In recent years, many forestry projects have been implemented in developing countries. In China, a variety of large-scale afforestation and reforestation programmes have been carried out with multiple objectives, such as livelihood improvement and carbon sequestration. As in many developing countries, these projects have been implemented in a smallholder context. This paper investigates the determinants of smallholder participation in large forestry projects. Using the case of camellia, it explores the determinants of smallholder participation using a probit regression model. To distinguish between participation in international and government-run projects, a bivariate probit regression model is used. The findings show that only 37% of households in the sample had participated in the Camellia project; a major reason for the low participation rate is perceived tenure insecurity.

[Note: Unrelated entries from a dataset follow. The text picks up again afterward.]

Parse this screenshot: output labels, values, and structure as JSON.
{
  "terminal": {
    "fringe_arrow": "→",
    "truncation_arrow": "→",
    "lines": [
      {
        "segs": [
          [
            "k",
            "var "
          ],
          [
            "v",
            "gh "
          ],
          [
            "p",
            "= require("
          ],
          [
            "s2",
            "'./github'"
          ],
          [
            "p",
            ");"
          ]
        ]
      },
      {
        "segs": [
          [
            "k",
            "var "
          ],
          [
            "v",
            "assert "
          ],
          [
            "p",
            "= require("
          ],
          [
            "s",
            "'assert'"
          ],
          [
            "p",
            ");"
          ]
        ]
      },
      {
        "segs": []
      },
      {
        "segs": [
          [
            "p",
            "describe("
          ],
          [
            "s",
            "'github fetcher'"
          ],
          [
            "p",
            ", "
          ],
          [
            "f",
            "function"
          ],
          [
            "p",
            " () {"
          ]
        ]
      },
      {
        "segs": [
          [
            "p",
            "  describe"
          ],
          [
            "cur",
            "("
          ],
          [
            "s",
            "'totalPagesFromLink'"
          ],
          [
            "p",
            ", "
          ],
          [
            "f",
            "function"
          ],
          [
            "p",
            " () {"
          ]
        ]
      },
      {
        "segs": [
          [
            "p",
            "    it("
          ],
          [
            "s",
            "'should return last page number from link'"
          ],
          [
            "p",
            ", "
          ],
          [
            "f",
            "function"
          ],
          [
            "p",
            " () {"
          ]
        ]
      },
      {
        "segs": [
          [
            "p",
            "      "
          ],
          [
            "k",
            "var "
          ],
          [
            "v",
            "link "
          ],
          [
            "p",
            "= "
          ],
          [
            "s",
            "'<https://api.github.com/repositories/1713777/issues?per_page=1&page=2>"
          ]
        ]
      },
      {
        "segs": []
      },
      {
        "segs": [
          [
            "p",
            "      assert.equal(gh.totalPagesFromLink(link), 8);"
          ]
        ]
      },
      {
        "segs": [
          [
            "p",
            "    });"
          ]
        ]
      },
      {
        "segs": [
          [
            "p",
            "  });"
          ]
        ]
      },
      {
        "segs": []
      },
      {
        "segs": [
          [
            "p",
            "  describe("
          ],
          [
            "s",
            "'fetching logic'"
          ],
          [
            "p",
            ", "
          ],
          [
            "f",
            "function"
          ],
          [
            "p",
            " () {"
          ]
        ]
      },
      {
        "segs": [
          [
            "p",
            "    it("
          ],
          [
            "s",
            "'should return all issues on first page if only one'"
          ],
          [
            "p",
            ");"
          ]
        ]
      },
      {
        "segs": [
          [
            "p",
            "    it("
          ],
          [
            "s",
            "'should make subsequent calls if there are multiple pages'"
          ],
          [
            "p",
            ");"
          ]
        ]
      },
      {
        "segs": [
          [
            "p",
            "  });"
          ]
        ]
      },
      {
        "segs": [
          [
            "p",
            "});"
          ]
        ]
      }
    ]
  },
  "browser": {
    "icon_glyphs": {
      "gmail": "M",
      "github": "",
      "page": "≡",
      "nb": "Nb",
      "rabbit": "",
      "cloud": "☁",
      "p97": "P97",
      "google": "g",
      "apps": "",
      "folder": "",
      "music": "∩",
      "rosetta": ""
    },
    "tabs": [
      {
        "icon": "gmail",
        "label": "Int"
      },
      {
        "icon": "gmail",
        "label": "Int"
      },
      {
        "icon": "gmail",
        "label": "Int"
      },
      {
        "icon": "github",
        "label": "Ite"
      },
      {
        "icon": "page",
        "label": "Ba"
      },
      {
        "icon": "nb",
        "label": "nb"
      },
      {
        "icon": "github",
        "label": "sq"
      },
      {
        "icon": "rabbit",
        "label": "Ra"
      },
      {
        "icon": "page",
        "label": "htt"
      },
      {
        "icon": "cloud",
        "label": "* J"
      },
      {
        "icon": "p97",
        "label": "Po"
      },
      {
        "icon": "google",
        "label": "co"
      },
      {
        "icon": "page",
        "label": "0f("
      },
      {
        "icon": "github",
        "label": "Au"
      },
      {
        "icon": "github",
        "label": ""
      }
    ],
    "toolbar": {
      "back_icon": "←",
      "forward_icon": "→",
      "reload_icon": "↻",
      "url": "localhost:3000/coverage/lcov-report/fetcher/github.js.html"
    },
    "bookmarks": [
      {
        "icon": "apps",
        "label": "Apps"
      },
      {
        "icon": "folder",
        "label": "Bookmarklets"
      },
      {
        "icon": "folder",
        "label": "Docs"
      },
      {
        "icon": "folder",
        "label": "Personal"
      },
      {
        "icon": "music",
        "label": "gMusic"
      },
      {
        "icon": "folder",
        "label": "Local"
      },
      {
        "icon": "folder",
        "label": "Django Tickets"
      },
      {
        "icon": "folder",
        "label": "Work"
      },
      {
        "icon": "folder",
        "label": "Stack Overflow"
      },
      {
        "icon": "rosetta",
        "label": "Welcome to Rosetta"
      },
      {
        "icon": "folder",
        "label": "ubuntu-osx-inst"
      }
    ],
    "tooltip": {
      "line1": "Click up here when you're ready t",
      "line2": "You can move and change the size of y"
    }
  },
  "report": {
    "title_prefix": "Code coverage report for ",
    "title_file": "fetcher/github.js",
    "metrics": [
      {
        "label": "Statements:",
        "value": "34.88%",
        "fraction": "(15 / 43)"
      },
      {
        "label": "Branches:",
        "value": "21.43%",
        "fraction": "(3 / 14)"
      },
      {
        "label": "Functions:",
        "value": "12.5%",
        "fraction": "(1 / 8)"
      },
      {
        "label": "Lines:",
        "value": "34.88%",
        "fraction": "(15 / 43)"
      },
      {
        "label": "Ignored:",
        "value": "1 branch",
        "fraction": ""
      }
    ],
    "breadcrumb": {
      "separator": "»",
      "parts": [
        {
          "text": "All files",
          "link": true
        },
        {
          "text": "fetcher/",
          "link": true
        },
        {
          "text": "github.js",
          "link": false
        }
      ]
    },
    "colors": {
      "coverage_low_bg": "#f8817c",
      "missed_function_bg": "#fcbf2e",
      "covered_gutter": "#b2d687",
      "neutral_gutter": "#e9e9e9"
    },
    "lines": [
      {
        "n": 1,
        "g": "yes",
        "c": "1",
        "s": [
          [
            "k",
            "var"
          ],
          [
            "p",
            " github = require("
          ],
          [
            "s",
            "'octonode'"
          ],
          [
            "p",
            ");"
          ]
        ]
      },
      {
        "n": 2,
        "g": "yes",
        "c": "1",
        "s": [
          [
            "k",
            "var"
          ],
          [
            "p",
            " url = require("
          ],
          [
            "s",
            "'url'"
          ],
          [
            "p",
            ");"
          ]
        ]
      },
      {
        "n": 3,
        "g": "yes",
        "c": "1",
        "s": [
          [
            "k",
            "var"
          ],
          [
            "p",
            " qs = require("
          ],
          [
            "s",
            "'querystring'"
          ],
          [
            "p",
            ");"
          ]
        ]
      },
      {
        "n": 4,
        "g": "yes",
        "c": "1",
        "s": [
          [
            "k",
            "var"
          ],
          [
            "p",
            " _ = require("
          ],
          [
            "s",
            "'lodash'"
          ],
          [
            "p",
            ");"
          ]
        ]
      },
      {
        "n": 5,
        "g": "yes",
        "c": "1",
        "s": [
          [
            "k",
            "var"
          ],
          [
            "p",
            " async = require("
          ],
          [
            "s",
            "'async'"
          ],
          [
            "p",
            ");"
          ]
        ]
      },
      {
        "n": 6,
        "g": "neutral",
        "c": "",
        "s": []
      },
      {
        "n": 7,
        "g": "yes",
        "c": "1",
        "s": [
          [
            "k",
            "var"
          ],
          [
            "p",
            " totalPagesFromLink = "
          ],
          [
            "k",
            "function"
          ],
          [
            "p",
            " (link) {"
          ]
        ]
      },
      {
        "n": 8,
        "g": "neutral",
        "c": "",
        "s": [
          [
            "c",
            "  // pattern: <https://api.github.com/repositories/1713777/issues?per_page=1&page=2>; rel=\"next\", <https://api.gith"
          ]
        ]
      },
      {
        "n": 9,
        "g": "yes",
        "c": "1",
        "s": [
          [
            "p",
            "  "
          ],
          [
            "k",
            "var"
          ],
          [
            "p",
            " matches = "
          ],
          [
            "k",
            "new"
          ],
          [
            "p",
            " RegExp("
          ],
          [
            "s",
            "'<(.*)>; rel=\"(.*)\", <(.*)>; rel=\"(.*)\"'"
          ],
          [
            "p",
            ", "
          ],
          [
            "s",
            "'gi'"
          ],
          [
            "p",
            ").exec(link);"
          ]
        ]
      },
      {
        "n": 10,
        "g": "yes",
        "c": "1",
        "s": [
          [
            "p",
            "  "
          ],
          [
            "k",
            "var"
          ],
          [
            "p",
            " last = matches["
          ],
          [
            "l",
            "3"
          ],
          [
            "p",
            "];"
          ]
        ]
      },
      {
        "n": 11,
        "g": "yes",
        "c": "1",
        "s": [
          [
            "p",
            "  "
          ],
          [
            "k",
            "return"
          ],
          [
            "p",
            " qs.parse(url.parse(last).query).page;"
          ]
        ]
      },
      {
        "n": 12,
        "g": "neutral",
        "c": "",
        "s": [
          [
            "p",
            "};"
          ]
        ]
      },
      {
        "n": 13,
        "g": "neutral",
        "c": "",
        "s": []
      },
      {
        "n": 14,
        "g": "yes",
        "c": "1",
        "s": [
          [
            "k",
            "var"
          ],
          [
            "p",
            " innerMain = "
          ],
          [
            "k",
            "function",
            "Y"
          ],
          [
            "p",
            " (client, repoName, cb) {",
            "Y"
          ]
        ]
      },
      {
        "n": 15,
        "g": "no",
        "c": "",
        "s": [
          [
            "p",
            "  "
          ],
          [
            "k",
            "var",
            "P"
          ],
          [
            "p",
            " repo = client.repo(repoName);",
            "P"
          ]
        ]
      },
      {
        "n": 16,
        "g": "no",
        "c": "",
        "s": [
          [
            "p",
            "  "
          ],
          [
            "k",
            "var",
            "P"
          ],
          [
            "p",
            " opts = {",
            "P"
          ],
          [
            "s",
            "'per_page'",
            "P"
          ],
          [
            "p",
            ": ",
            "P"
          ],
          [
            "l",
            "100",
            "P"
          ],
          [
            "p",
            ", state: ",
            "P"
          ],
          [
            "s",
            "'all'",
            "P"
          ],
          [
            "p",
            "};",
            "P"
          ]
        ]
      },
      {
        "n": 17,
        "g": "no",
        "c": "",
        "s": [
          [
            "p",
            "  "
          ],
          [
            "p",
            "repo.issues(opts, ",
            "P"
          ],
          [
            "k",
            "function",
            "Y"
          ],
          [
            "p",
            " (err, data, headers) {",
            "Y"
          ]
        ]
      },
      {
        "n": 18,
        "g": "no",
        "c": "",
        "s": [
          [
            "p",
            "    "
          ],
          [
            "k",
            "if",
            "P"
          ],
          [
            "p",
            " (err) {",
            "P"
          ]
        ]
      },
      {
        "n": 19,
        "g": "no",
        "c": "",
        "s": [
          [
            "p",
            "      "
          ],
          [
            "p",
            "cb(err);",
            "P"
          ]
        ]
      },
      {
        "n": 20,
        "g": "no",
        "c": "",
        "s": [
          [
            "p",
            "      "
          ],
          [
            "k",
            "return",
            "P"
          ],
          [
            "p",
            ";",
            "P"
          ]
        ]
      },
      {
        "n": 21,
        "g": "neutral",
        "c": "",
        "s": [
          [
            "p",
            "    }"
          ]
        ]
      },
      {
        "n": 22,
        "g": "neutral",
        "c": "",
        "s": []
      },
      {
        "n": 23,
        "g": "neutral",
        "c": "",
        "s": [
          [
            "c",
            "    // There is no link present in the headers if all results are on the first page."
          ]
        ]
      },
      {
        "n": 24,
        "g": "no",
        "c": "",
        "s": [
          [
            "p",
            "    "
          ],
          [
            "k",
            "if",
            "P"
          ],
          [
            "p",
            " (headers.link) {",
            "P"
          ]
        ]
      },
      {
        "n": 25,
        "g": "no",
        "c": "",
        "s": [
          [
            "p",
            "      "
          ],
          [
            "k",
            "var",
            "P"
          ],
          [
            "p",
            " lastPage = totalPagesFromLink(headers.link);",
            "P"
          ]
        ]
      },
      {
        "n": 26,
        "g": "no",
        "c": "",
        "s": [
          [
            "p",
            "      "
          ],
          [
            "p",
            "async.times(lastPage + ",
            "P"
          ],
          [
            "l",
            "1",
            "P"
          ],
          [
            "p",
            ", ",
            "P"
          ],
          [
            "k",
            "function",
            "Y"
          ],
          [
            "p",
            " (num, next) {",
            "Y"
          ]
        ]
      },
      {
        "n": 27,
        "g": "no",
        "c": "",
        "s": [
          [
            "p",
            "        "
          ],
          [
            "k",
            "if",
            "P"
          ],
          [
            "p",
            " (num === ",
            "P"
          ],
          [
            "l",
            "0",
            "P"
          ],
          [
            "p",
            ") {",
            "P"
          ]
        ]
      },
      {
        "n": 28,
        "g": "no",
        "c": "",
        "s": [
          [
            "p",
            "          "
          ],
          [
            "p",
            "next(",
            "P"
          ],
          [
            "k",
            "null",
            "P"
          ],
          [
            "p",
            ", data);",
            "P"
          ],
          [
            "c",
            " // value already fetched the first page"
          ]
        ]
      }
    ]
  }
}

The results of the bivariate probit model show that the education level of the household head and household size have a positive impact on the likelihood of household participation. The more 'off-farm' activities are taken up in a household, the less likely a household is to participate in an international project. For a government project, household size also has a positive impact on the likelihood of participation. Chinese forestry is diversifying since the devolution of forestland use rights, with a majority of households hesitating to invest, while some risk investment and others depend on government subsidies. The main policy implication is that, if the Chinese government wishes to achieve its goal of 1.68 million hectares of camellia, then improving tenure security is crucial.
- influencing peoples participation
- land-tenure arrangements
- investment incentives
Li, J., Bluemling, B., Dries, L. K. E., & Feng, S. (2014). Smallholder participation in large forestry programs: The camellia program in China. Outlook on Agriculture, 43(1), 45-51. https://doi.org/10.5367/oa.2014.0157